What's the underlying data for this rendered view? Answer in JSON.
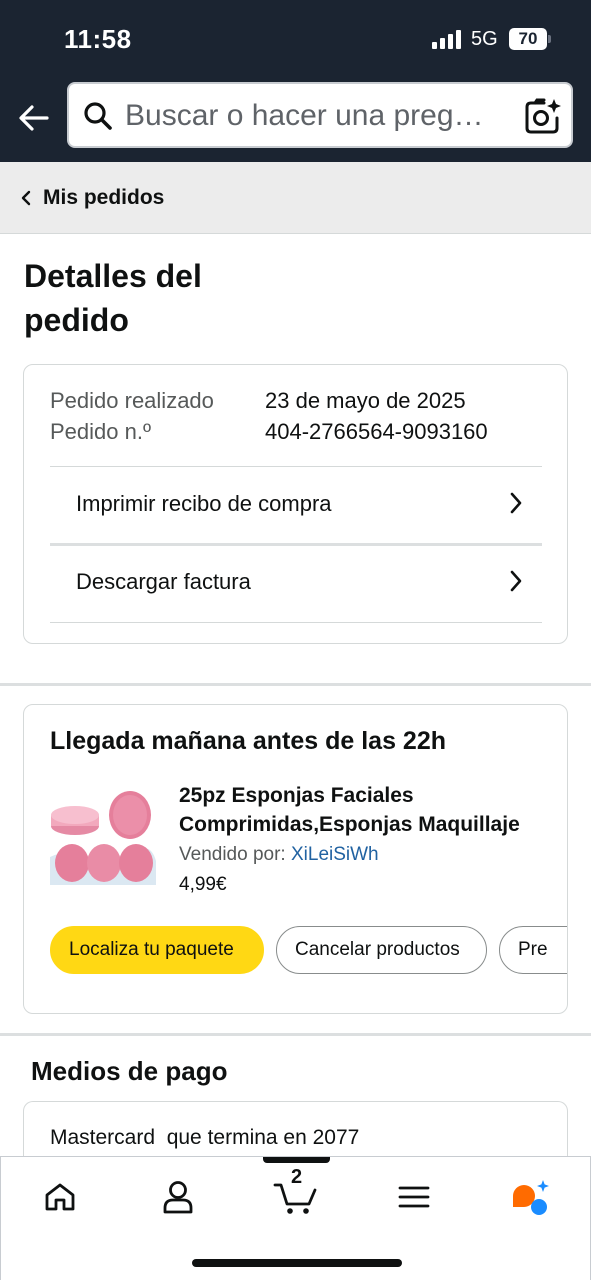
{
  "status_bar": {
    "time": "11:58",
    "network": "5G",
    "battery": "70"
  },
  "search": {
    "placeholder": "Buscar o hacer una preg…"
  },
  "breadcrumb": {
    "label": "Mis pedidos"
  },
  "page": {
    "title": "Detalles del pedido"
  },
  "order_info": {
    "placed_label": "Pedido realizado",
    "placed_value": "23 de mayo de 2025",
    "number_label": "Pedido n.º",
    "number_value": "404-2766564-9093160",
    "actions": [
      {
        "label": "Imprimir recibo de compra"
      },
      {
        "label": "Descargar factura"
      }
    ]
  },
  "shipment": {
    "heading": "Llegada mañana antes de las 22h",
    "product": {
      "title_line1": "25pz Esponjas Faciales",
      "title_line2": "Comprimidas,Esponjas Maquillaje",
      "seller_label": "Vendido por:",
      "seller_name": "XiLeiSiWh",
      "price": "4,99€"
    },
    "buttons": {
      "track": "Localiza tu paquete",
      "cancel": "Cancelar productos",
      "more": "Pre"
    }
  },
  "payment": {
    "title": "Medios de pago",
    "method": "Mastercard  que termina en 2077"
  },
  "bottom_nav": {
    "items": [
      "home-icon",
      "account-icon",
      "cart-icon",
      "menu-icon",
      "rufus-ai-icon"
    ],
    "cart_count": "2"
  },
  "colors": {
    "header_bg": "#1b2431",
    "primary_button": "#ffd814",
    "link": "#2162a1",
    "assistant_orange": "#ff6b00",
    "assistant_blue": "#1a8cff"
  }
}
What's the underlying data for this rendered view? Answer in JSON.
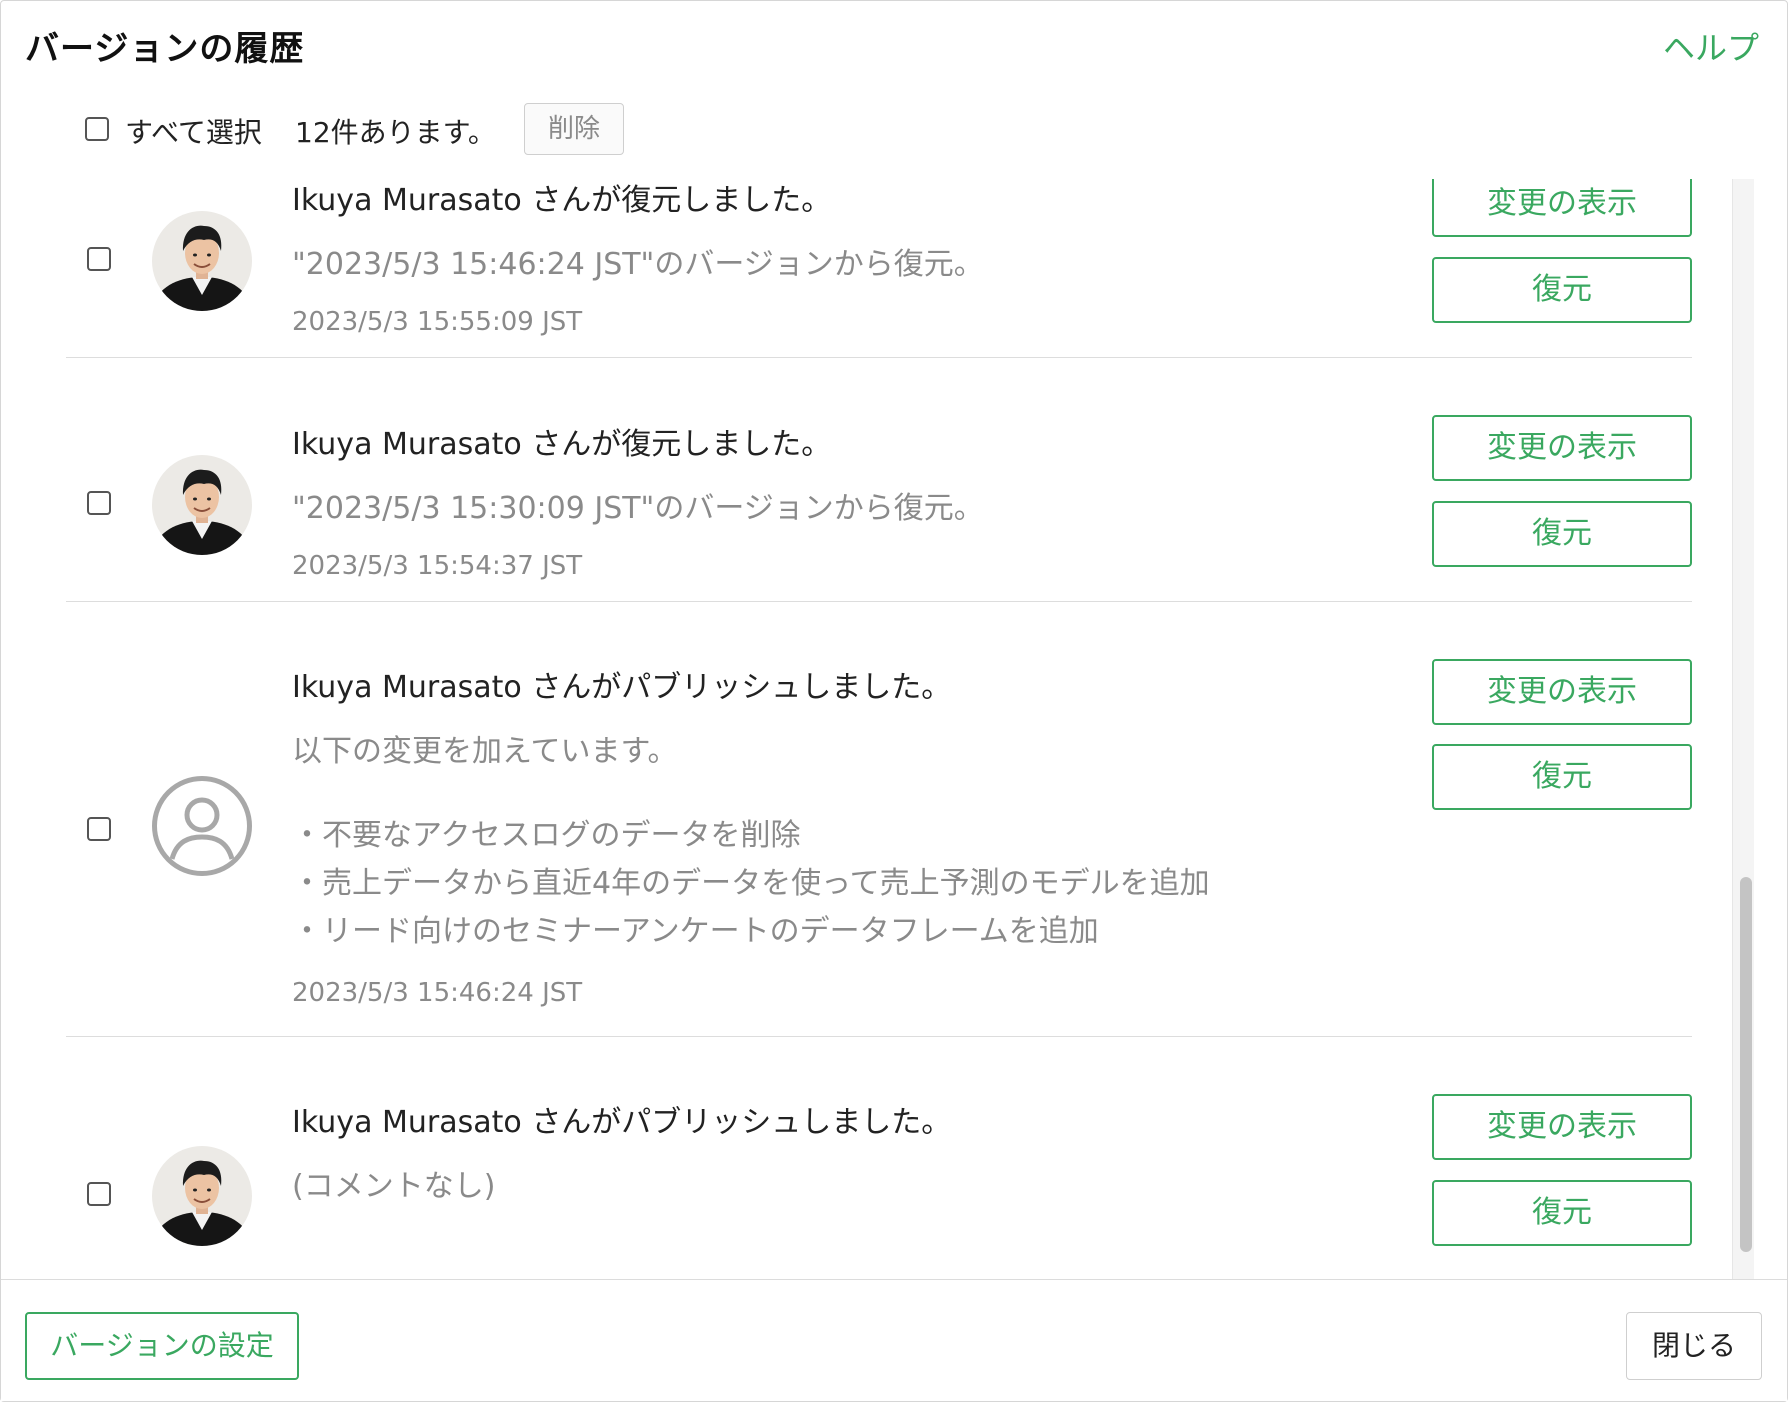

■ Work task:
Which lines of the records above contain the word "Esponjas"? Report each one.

■ Answer box:
      "title_line1": "25pz Esponjas Faciales",
      "title_line2": "Comprimidas,Esponjas Maquillaje",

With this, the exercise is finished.